Chelsea interim manager Rafa Benitez has insisted his comments about taking charge of Real Madrid were mistranslated.
Benitez, who is contracted to the Blues until the end of the season, was quoted as telling Radio Nacional de Espana that Madrid were his "sweetheart" due to the time he spent at the club as a player and coach.
According to the Spanish edition of his official website, rafabenitez.com, the Chelsea coach responded to a query about returning to Madrid by saying: "I have a contract with Chelsea until the end of the season and I am going to do everything possible so that this club has the best of success.
"Madrid have, as of today, a coach with a continuing contract and that deserves respect. As a coach, you always have your 'corazoncito'. I have a connection with the fans where I have been treated well. I arrived at Madrid aged 13 and I am from Madrid, but I do not want to enter into speculation because my words are not always properly interpreted. Of course I follow the Spanish league, but what I want now is to win many games with Chelsea. As many as possible."
The term "corazoncito" could translate as "sweetheart" or perhaps "first love". It does not appear on the English edition of the website.
Asked about the remarks at a press conference in England on Wednesday, Benitez said: "You have my website - it's easy to remember.

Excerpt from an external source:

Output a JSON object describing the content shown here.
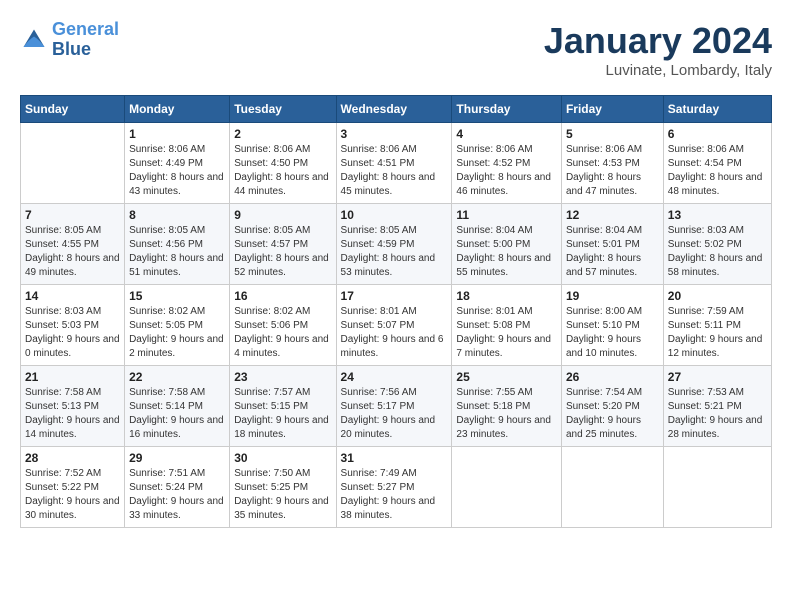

And I don't want too much publicity, but you can see the translation because, when we're talking in Spain, translations will always change something.
"I didn't say the word that they say - 'sweetheart'. I didn't say that. You can go to my website and see in English what I said.
"I have a lot of respect for Real Madrid because they have a manager in place and I have to focus on Chelsea and do my best for Chelsea. That's it. My job now is to do my best for Chelsea so it is very clear.
"I said before, I was talking in Spain, talking about the Spanish national team. I have a very good relationship with Vicente del Bosque. I was his assistant [at Real Madrid]; his staff are my friends. [We were talking about] the future, after two or three managers - why not [take the job]? Then ... I have to talk about my future. The present is Chelsea."